Peapod, the Skokie, Ill.-based online service that trucks groceries to customers, has held off on raising delivery fees, but is paying close attention to the trend in oil prices. "For now, we're riding it out," said Elana Margolis, a company spokeswoman.
Brief spikes in oil prices don't always translate into, of course. But by-the-barrel prices have been inching relentlessly upward for five years, with a big jump last fall, and shipping companies used by have responded by charging more. UPS, for instance, says its fuel costs leaped 45.3 percent between the second quarter of 2004 and the same time this year.
Both FedEx and UPS have imposed special fuel surcharges on top of normal delivery fees. "It's a monthly adjustment that we do based on a rounded average of the U.S. Gulf Coast spot price for a gallon of kerosene jet fuel," FedEx spokeswoman Darcie Goodwin said. "It's to help customers respond to the changes in the fuel price so that they can forecast and plan."
Each company currently levies a 2.75 percent fuel surcharge on ground shipments. For airborne packages, FedEx's rate is 12.5 percent. UPS has capped its air surcharge at 9.5 percent and says it does not expect to increase it in the near future.
Larger retailers may have the muscle to negotiate for lower surcharges. "We haven't seen a change in either our customer traffic or in our expenses in terms of what it's costing us to acquire merchandise and deliver merchandise to customers," said Henry Posner, director of corporate communications for B&H Photo-Video, a photography and electronics retailer in New York.
Because B&H has made UPS its preferred shipper, "they treat us very kindly," Posner said.
J&R Music World, another large New York retailer, also has managed to avoid rate increases, said sales manager Kenny Scott.
Big business not immune
But even some of the largest companies are facing the squeeze.
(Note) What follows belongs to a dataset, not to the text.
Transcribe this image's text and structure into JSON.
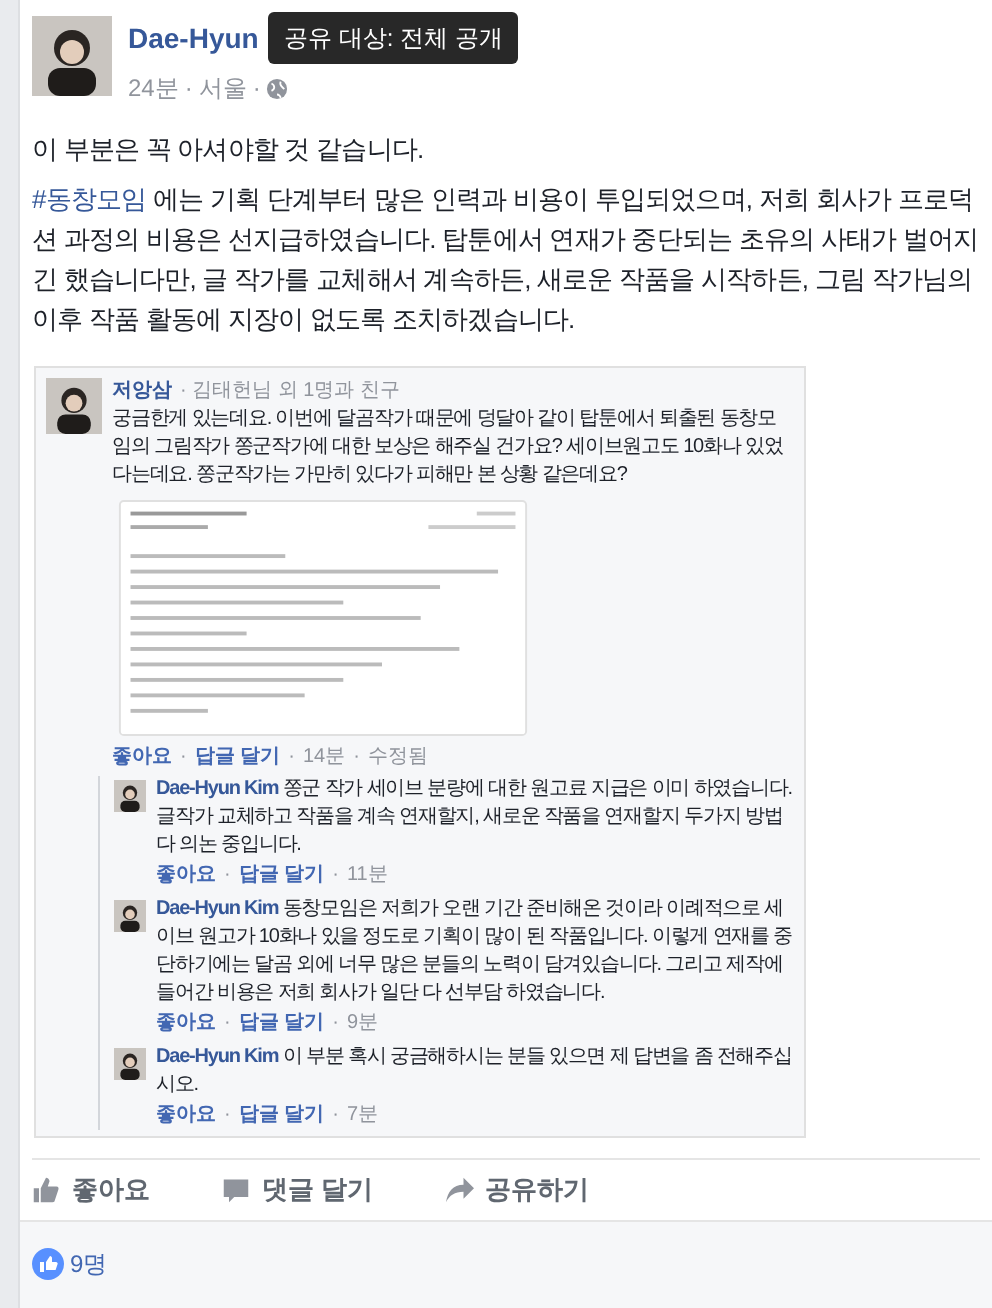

Wal-Mart Stores, the , this week blamed higher oil costs when warning that its third-quarter results would be weaker than expected. In April, Best Buy attributed dipping customer visits to higher fuel costs.
March filing with the U.S. Securities and Exchange Commission. "Shipping costs, which are included in cost of sales, continue to exceed the amount we charge customers for shipping," the company said. "We expect to continue to subsidize a portion of our...shipping costs for the foreseeable future, through free shipping on nonprescription orders of $49 or more, as a strategy to attract and retain customers."also sounded a note of caution in a
In addition, a U.S. Postal Service rate increase is in the works. The Postal Rate Commission is weighing an across-the-board 5.4 percent hike for, which, if approved, could take effect in January 2006, spokesman Jim Quirk said.
"For every penny increase in fuel, it adds about $8 million in expense," Quirk said.
Newegg.com, a La Puente, Calif.-based computer gear retailer, says it has held off on passing along fuel levies to its customers. Referring to the company's relationships with its shippers, marketing director Stuart Wallock, said, "We're very good negotiators."
For consumers, prices at the pump have more than doubled in the last decade, according to Energy Department statistics. This week, a gallon of premium gas averaged $2.74--still less than half what heavily taxed European drivers must pay, but 75 cents higher than at the beginning of the year.
High pump prices are prompting shippers to find ways to save money. FedEx recently announced plans to add up to 75 diesel-electricto its fleet, with fuel costs estimated to be more than a third less than for comparable nonhybrid vehicles.
UPS plans to roll out a technology system by 2007 that tells drivers the number of packages that need to be delivered at a single stop. The system is intended to prevent return visits to the same neighborhood, which is a problem now.
"They'll just double back (from the other side of town), and you have the additional fuel, additional time, additional wear and tear on the vehicle," said UPS spokeswoman Susan Rosenberg. She estimated the planned system could save 100 million miles on the road, or 14 million gallons of fuel per year.